“I hear a lot of talk,” said Senate Foreign Relations Committee Chairman Bob Corker (R-Tenn.), when asked what he thought of the Saudis’ promise to commit troops.
Committee ranking member Ben Cardin (D-Md.) paused to consider his words when asked the same question. “We obviously will judge their commitment by what they deliver,” he said.
Corker and Cardin are two of about a dozen senators and two members of the House who spoke with Saudi Foreign Minister Adel al-Jubeir in Washington during a series of wide-ranging meetings, which homed in on the anti-ISIS campaign. That fight has reached a critical juncture, as the United States and Russia agreed Thursday to a halt in hostilities on the ground in Syria.
“We said that if the U.S.-led coalition is going to send ground troops into Syria, we are prepared to send special forces, so now we are waiting to see what the plan looks like,” Jubeir said in an interview this week. “But we have said yes, we’re prepared to provide special forces as part of the ground operations in Syria.”
Pentagon officials were particularly encouraged by the Saudi vow. The influential regional powerhouse’s troop commitments are potentially critical to bringing other Arab nations still on the fence on board.
In the last several weeks, Russian airstrikes have cut off key opposition supply lines and enabled an advance by pro-government forces, who now have the city of Aleppo under siege. Brett McGurk, the U.S. special envoy for the counter-ISIS movement, told House lawmakers Wednesday that Russia’s campaign was having “a detrimental effect” on the fight against ISIS.
Late Thursday, the United States and Russia agreed to a “cessation of hostilities” to get humanitarian aid to besieged areas to begin within the next week. It’s unclear whether allies on the ground will observe it.
The announcement came after coalition partner nations gathered in Brussels to hear Defense Secretary Ashton Carter outline the U.S. strategy. U.S. officials hoped the nations would agree to enhance their commitment to the cause.
But in Congress, many wondered why the Saudi regime was hinging its resources on the United States making the first move.
“I don’t know why the U.S. has to make the first move on the chessboard,” said Sen. Tim Kaine (D-Va.), who also met with Jubeir. “Whose region is this? And who has the principal responsibility with it? We want to be partners with nations in the region tackling their own terrorist threat, but the notion they will be producing only if we play the leadership role – it kind of makes me question, how did that get to be?”

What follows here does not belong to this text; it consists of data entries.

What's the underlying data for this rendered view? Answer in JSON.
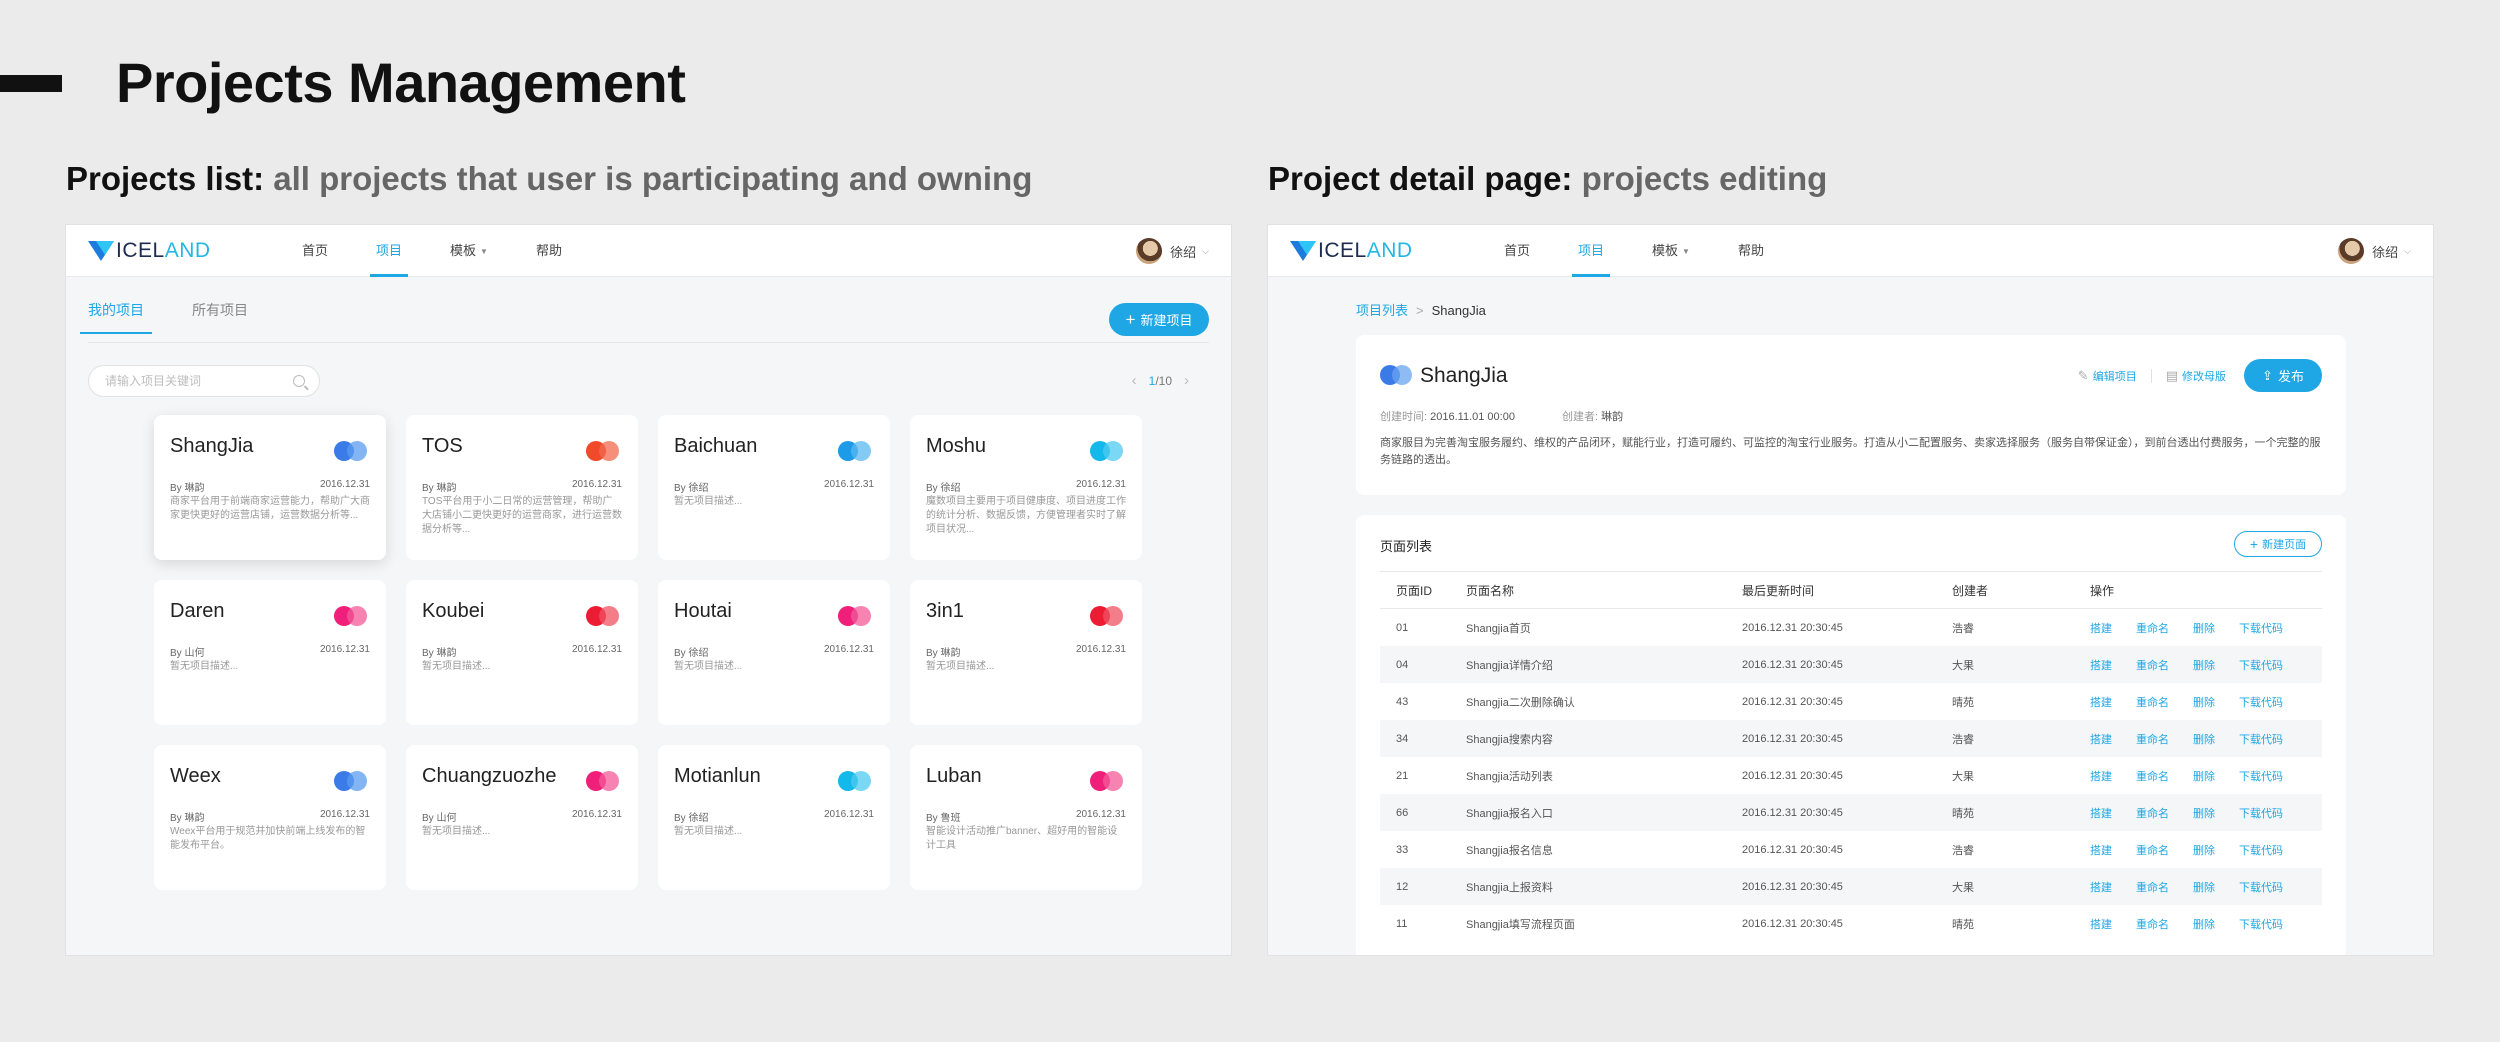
{
  "page": {
    "title": "Projects Management",
    "left_heading_bold": "Projects list:",
    "left_heading_sub": "all projects that user is participating and owning",
    "right_heading_bold": "Project detail page:",
    "right_heading_sub": "projects editing"
  },
  "app": {
    "logo_dark": "ICEL",
    "logo_accent": "AND",
    "nav": [
      "首页",
      "项目",
      "模板",
      "帮助"
    ],
    "active_nav": "项目",
    "user_name": "徐绍"
  },
  "list_page": {
    "tabs": [
      "我的项目",
      "所有项目"
    ],
    "new_project_label": "新建项目",
    "search_placeholder": "请输入项目关键词",
    "pager_current": "1",
    "pager_total": "/10",
    "projects": [
      {
        "name": "ShangJia",
        "owner": "By 琳韵",
        "date": "2016.12.31",
        "desc": "商家平台用于前端商家运营能力，帮助广大商家更快更好的运营店铺，运营数据分析等...",
        "colors": [
          "#3b7be8",
          "#5a9cf0"
        ]
      },
      {
        "name": "TOS",
        "owner": "By 琳韵",
        "date": "2016.12.31",
        "desc": "TOS平台用于小二日常的运营管理，帮助广大店铺小二更快更好的运营商家，进行运营数据分析等...",
        "colors": [
          "#f04a2a",
          "#f26a4e"
        ]
      },
      {
        "name": "Baichuan",
        "owner": "By 徐绍",
        "date": "2016.12.31",
        "desc": "暂无项目描述...",
        "colors": [
          "#1d9ae8",
          "#5ab8f2"
        ]
      },
      {
        "name": "Moshu",
        "owner": "By 徐绍",
        "date": "2016.12.31",
        "desc": "魔数项目主要用于项目健康度、项目进度工作的统计分析、数据反馈，方便管理者实时了解项目状况...",
        "colors": [
          "#12b9ea",
          "#4fcbf0"
        ]
      },
      {
        "name": "Daren",
        "owner": "By 山何",
        "date": "2016.12.31",
        "desc": "暂无项目描述...",
        "colors": [
          "#f0207a",
          "#f45a9a"
        ]
      },
      {
        "name": "Koubei",
        "owner": "By 琳韵",
        "date": "2016.12.31",
        "desc": "暂无项目描述...",
        "colors": [
          "#ec1c34",
          "#f05263"
        ]
      },
      {
        "name": "Houtai",
        "owner": "By 徐绍",
        "date": "2016.12.31",
        "desc": "暂无项目描述...",
        "colors": [
          "#f0207a",
          "#f45a9a"
        ]
      },
      {
        "name": "3in1",
        "owner": "By 琳韵",
        "date": "2016.12.31",
        "desc": "暂无项目描述...",
        "colors": [
          "#ec1c34",
          "#f05263"
        ]
      },
      {
        "name": "Weex",
        "owner": "By 琳韵",
        "date": "2016.12.31",
        "desc": "Weex平台用于规范并加快前端上线发布的智能发布平台。",
        "colors": [
          "#3b7be8",
          "#5a9cf0"
        ]
      },
      {
        "name": "Chuangzuozhe",
        "owner": "By 山何",
        "date": "2016.12.31",
        "desc": "暂无项目描述...",
        "colors": [
          "#f0207a",
          "#f45a9a"
        ]
      },
      {
        "name": "Motianlun",
        "owner": "By 徐绍",
        "date": "2016.12.31",
        "desc": "暂无项目描述...",
        "colors": [
          "#12b9ea",
          "#4fcbf0"
        ]
      },
      {
        "name": "Luban",
        "owner": "By 鲁班",
        "date": "2016.12.31",
        "desc": "智能设计活动推广banner、超好用的智能设计工具",
        "colors": [
          "#f0207a",
          "#f45a9a"
        ]
      }
    ]
  },
  "detail_page": {
    "breadcrumb_root": "项目列表",
    "breadcrumb_sep": ">",
    "breadcrumb_current": "ShangJia",
    "project_name": "ShangJia",
    "project_colors": [
      "#3b7be8",
      "#6aa4f2"
    ],
    "edit_label": "编辑项目",
    "modify_label": "修改母版",
    "publish_label": "发布",
    "created_time_label": "创建时间:",
    "created_time": "2016.11.01  00:00",
    "creator_label": "创建者:",
    "creator": "琳韵",
    "description": "商家服目为完善淘宝服务履约、维权的产品闭环，赋能行业，打造可履约、可监控的淘宝行业服务。打造从小二配置服务、卖家选择服务（服务自带保证金），到前台透出付费服务，一个完整的服务链路的透出。",
    "list_title": "页面列表",
    "new_page_label": "新建页面",
    "columns": [
      "页面ID",
      "页面名称",
      "最后更新时间",
      "创建者",
      "操作"
    ],
    "actions": [
      "搭建",
      "重命名",
      "删除",
      "下载代码"
    ],
    "rows": [
      {
        "id": "01",
        "name": "Shangjia首页",
        "time": "2016.12.31  20:30:45",
        "creator": "浩睿"
      },
      {
        "id": "04",
        "name": "Shangjia详情介绍",
        "time": "2016.12.31  20:30:45",
        "creator": "大果"
      },
      {
        "id": "43",
        "name": "Shangjia二次删除确认",
        "time": "2016.12.31  20:30:45",
        "creator": "晴苑"
      },
      {
        "id": "34",
        "name": "Shangjia搜索内容",
        "time": "2016.12.31  20:30:45",
        "creator": "浩睿"
      },
      {
        "id": "21",
        "name": "Shangjia活动列表",
        "time": "2016.12.31  20:30:45",
        "creator": "大果"
      },
      {
        "id": "66",
        "name": "Shangjia报名入口",
        "time": "2016.12.31  20:30:45",
        "creator": "晴苑"
      },
      {
        "id": "33",
        "name": "Shangjia报名信息",
        "time": "2016.12.31  20:30:45",
        "creator": "浩睿"
      },
      {
        "id": "12",
        "name": "Shangjia上报资料",
        "time": "2016.12.31  20:30:45",
        "creator": "大果"
      },
      {
        "id": "11",
        "name": "Shangjia填写流程页面",
        "time": "2016.12.31  20:30:45",
        "creator": "晴苑"
      }
    ]
  }
}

Congress is currently grappling with questions of its own about the fight against ISIS – with the answers often breaking down along partisan lines. Kaine, one of the chief advocates for Congress to pass a new authorization for use of military force to fight ISIS, opposes broad expansion of U.S. ground forces in Syria and Iraq.
However, Sen. John McCain (R-Ariz.), who has already urged the United States to commit thousands of ground troops to the anti-ISIS campaign in Syria, sees no problem with the Saudis wishing to see if the United States will commit more of its own forces.
“We’d have to do something in concert with them — not first, not last, but with them,” McCain said.
Saudi Arabia’s commitment is potentially pivotal in securing the help of other nations, but recent congressional testimony from top intelligence officials shed some uncertainty on how strategically important the Saudi forces would be to the ISIS fight – especially at a time when they are committing significant resources to an ongoing war in Yemen. Saudi Arabia and the United Arab Emirates already pulled back on their participation in the anti-ISIS coalition’s air campaign in Syria as the fighting in Yemen intensified.
“I do not assess that the Saudi ground forces would have the capacity to take this fight on,” Marine Lt. Gen. Vincent Stewart, director of the Defense Intelligence Agency, told Armed Services Committee senators on Tuesday. “I think the idea is, how do you get more U.S. skin in the game?”
For many Republican senators, pushing the administration to commit more resources to an anti-ISIS strategy is something they want to see happen anyway.
“They’re not going to do something unless we’re doing it, but they will pull their weight in what we decide the coalition should do,” said Senate Intelligence Committee Chairman Richard Burr (R-N.C.). “I think what they said was a diplomatic way of saying when you get a strategy, we’ll participate.”